That being said let me do something quintessentially “new year” with you, my dear readers, by toasting with a glass of Champagne.

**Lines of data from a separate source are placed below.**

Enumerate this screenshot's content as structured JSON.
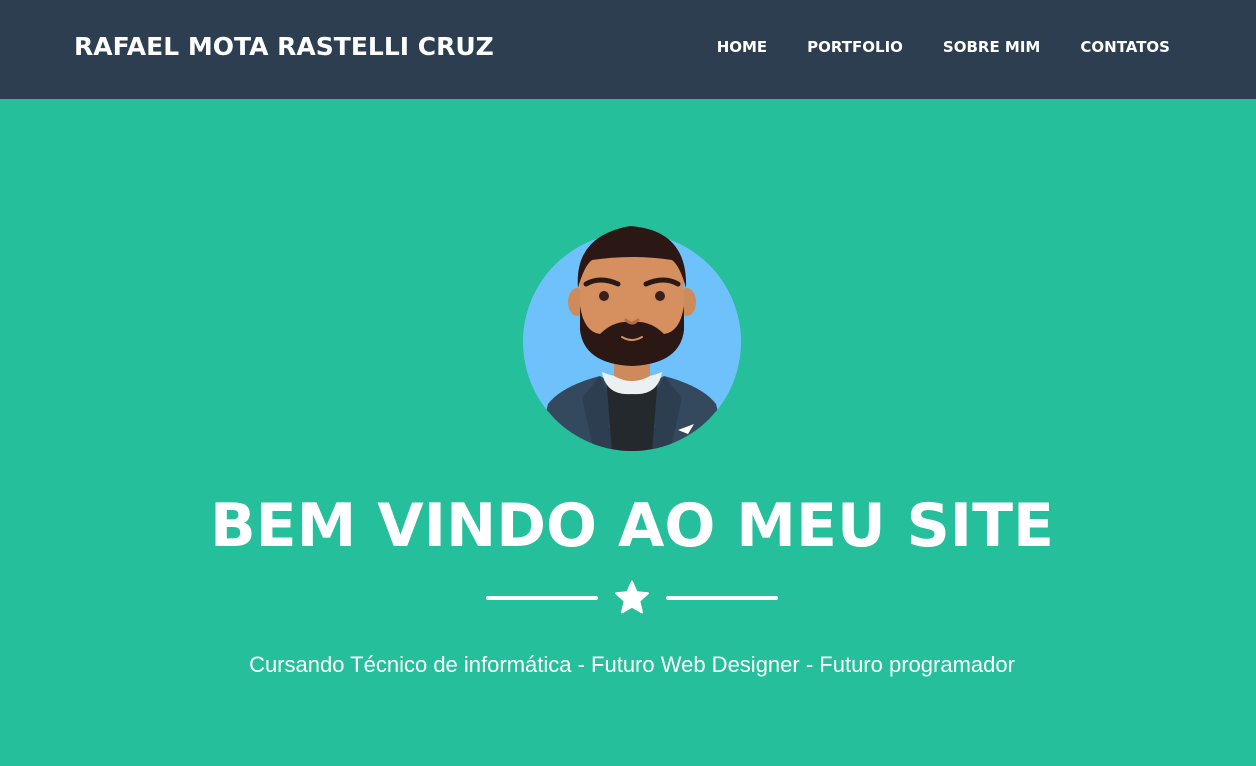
{
  "navbar": {
    "brand": "RAFAEL MOTA RASTELLI CRUZ",
    "items": [
      {
        "label": "HOME"
      },
      {
        "label": "PORTFOLIO"
      },
      {
        "label": "SOBRE MIM"
      },
      {
        "label": "CONTATOS"
      }
    ]
  },
  "masthead": {
    "avatar_icon": "man-avatar-icon",
    "title": "BEM VINDO AO MEU SITE",
    "divider_icon": "star-icon",
    "subtitle": "Cursando Técnico de informática - Futuro Web Designer - Futuro programador"
  },
  "colors": {
    "navbar": "#2c3e50",
    "masthead": "#26bf9c",
    "text": "#ffffff",
    "avatar_bg": "#6ec1fa"
  }
}
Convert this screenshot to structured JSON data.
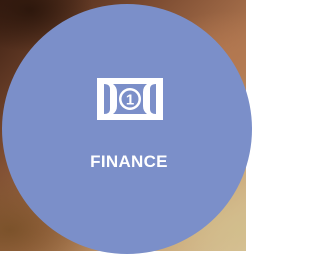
{
  "tile": {
    "label": "FINANCE",
    "icon": "money-bill-icon",
    "icon_digit": "1",
    "color": "#7b8fc9"
  }
}
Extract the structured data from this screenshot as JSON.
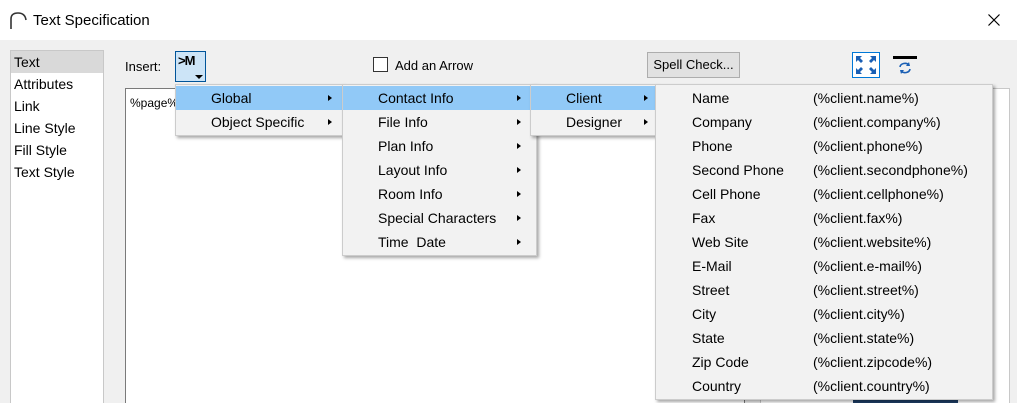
{
  "window": {
    "title": "Text Specification"
  },
  "sidebar": {
    "items": [
      {
        "label": "Text"
      },
      {
        "label": "Attributes"
      },
      {
        "label": "Link"
      },
      {
        "label": "Line Style"
      },
      {
        "label": "Fill Style"
      },
      {
        "label": "Text Style"
      }
    ],
    "selected": "Text"
  },
  "toolbar": {
    "insert_label": "Insert:",
    "insert_button": ">M",
    "add_arrow_label": "Add an Arrow",
    "add_arrow_checked": false,
    "spell_check_label": "Spell Check..."
  },
  "editor": {
    "content": "%page%"
  },
  "menus": {
    "level1": [
      {
        "label": "Global",
        "highlighted": true
      },
      {
        "label": "Object Specific",
        "highlighted": false
      }
    ],
    "level2": [
      {
        "label": "Contact Info",
        "highlighted": true
      },
      {
        "label": "File Info"
      },
      {
        "label": "Plan Info"
      },
      {
        "label": "Layout Info"
      },
      {
        "label": "Room Info"
      },
      {
        "label": "Special Characters"
      },
      {
        "label": "Time  Date"
      }
    ],
    "level3": [
      {
        "label": "Client",
        "highlighted": true
      },
      {
        "label": "Designer"
      }
    ],
    "level4": [
      {
        "label": "Name",
        "value": "(%client.name%)"
      },
      {
        "label": "Company",
        "value": "(%client.company%)"
      },
      {
        "label": "Phone",
        "value": "(%client.phone%)"
      },
      {
        "label": "Second Phone",
        "value": "(%client.secondphone%)"
      },
      {
        "label": "Cell Phone",
        "value": "(%client.cellphone%)"
      },
      {
        "label": "Fax",
        "value": "(%client.fax%)"
      },
      {
        "label": "Web Site",
        "value": "(%client.website%)"
      },
      {
        "label": "E-Mail",
        "value": "(%client.e-mail%)"
      },
      {
        "label": "Street",
        "value": "(%client.street%)"
      },
      {
        "label": "City",
        "value": "(%client.city%)"
      },
      {
        "label": "State",
        "value": "(%client.state%)"
      },
      {
        "label": "Zip Code",
        "value": "(%client.zipcode%)"
      },
      {
        "label": "Country",
        "value": "(%client.country%)"
      }
    ]
  },
  "colors": {
    "menu_highlight": "#91c9f7",
    "menu_background": "#f2f2f2",
    "insert_button_bg": "#cce4f7",
    "dialog_background": "#f0f0f0"
  }
}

This bottle of Ville de la Reine is a creamy blanc de blancs (translation: made from 100% Chardonnay grapes) perfect for toasting as the clock strikes 12, or with tasty hors d’oeuvres.

Cheers to 2016!